(Data excerpts)
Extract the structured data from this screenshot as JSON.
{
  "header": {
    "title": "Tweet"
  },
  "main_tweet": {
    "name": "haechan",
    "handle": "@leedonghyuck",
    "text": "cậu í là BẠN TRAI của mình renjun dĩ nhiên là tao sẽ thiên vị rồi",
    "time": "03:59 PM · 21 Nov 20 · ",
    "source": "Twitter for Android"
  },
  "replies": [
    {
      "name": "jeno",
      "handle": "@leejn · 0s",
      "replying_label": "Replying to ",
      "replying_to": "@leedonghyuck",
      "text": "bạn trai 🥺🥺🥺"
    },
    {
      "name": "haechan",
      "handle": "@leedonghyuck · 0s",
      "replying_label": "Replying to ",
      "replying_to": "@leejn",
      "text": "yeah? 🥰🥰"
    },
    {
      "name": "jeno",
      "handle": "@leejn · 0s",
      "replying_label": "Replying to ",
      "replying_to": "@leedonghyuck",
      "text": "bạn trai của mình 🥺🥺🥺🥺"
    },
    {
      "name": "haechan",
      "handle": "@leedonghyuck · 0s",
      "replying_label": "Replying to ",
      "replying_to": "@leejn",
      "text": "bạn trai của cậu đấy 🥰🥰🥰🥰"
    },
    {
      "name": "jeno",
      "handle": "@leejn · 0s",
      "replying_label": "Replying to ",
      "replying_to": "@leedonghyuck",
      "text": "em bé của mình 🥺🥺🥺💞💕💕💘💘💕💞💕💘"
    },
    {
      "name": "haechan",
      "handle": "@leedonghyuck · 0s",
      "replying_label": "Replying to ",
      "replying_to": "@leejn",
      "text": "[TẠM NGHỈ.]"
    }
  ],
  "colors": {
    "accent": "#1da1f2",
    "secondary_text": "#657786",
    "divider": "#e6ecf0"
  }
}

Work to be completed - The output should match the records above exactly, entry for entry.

Your solution -
Extract the structured data from this screenshot as JSON.
{
  "header": {
    "title": "Tweet"
  },
  "main_tweet": {
    "name": "haechan",
    "handle": "@leedonghyuck",
    "text": "cậu í là BẠN TRAI của mình renjun dĩ nhiên là tao sẽ thiên vị rồi",
    "time": "03:59 PM · 21 Nov 20 · ",
    "source": "Twitter for Android"
  },
  "replies": [
    {
      "name": "jeno",
      "handle": "@leejn · 0s",
      "replying_label": "Replying to ",
      "replying_to": "@leedonghyuck",
      "text": "bạn trai 🥺🥺🥺"
    },
    {
      "name": "haechan",
      "handle": "@leedonghyuck · 0s",
      "replying_label": "Replying to ",
      "replying_to": "@leejn",
      "text": "yeah? 🥰🥰"
    },
    {
      "name": "jeno",
      "handle": "@leejn · 0s",
      "replying_label": "Replying to ",
      "replying_to": "@leedonghyuck",
      "text": "bạn trai của mình 🥺🥺🥺🥺"
    },
    {
      "name": "haechan",
      "handle": "@leedonghyuck · 0s",
      "replying_label": "Replying to ",
      "replying_to": "@leejn",
      "text": "bạn trai của cậu đấy 🥰🥰🥰🥰"
    },
    {
      "name": "jeno",
      "handle": "@leejn · 0s",
      "replying_label": "Replying to ",
      "replying_to": "@leedonghyuck",
      "text": "em bé của mình 🥺🥺🥺💞💕💕💘💘💕💞💕💘"
    },
    {
      "name": "haechan",
      "handle": "@leedonghyuck · 0s",
      "replying_label": "Replying to ",
      "replying_to": "@leejn",
      "text": "[TẠM NGHỈ.]"
    }
  ],
  "colors": {
    "accent": "#1da1f2",
    "secondary_text": "#657786",
    "divider": "#e6ecf0"
  }
}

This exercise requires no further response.